I try to avoid politics in this blog, but sometimes I cannot. Republican candidate Scott Brown has won Ted Kennedy's senate seat, in "the Scott heard round the world." You are a business leader who has planned on seeing the Democratic Party's agenda rolling through, with health care reform, regulatory reform, and a larger role for the federal government in the economy. Should you change your political planning assumptions now?
Gerald Seib had an extremely insightful column in Tuesday's Wall Street Journal (subscription required, I think, but who wouldn't subscribe?) He said that the Democratic victory in 2008 did not reflect a change in ideology, but rather a change in political preference.
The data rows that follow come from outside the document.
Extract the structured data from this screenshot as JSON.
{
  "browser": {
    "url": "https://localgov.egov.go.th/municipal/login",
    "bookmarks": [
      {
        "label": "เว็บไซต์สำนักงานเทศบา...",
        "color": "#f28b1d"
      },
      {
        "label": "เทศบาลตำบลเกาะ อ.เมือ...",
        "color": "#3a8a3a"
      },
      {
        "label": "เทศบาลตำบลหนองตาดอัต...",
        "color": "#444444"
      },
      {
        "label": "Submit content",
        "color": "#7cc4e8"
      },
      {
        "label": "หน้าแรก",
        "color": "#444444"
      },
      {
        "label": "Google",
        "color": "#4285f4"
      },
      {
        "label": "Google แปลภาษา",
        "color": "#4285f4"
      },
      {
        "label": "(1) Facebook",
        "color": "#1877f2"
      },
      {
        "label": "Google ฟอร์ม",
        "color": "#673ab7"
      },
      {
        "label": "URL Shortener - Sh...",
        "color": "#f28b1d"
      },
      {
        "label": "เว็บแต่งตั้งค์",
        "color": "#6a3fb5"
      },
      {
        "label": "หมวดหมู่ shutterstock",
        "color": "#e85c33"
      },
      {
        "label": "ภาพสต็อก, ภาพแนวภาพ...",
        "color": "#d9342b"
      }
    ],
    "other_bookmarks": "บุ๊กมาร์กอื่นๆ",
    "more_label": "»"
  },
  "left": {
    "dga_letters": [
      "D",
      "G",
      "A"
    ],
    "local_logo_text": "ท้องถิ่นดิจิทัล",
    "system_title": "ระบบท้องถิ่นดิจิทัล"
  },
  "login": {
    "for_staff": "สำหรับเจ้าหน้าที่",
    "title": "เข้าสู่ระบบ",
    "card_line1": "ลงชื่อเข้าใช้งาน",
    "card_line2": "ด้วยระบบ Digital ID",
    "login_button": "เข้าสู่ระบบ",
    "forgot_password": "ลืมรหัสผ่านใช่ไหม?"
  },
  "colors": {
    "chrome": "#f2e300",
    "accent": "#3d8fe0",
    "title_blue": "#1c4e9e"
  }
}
The public had not changed its view of the role of government in society and economy, but rather had decided that the Republicans were not competent and the Democrats were worth a shot.
The ideology of America, I think, consists of three parts:
- Those who prefer a smaller role for government
- Those who prefer a larger role for government
- Those who go one way or the other depending on the issue, the circumstances, and the latest news.
If Seib is right, the Democrats have advanced an agenda not in touch with the American populace, either because
- they misinterpreted the American attitude, or
- they seized the opportunity given to them, knowing that the people didn't really support the agenda.
After the Massachusetts Senate race, every politician with the slightest chance of opposition will think twice about the Democratic agenda. Remember, our politicians are not leaders, but followers. Where ever they see the voters going, that's where they head.
Business planning implications: the most extreme part of the Democratic agenda will be difficult for them to achieve. But don't expect a return to Bush-Cheney style rule. Look for a generally liberal direction, but without the extremes that were pushed in the past year.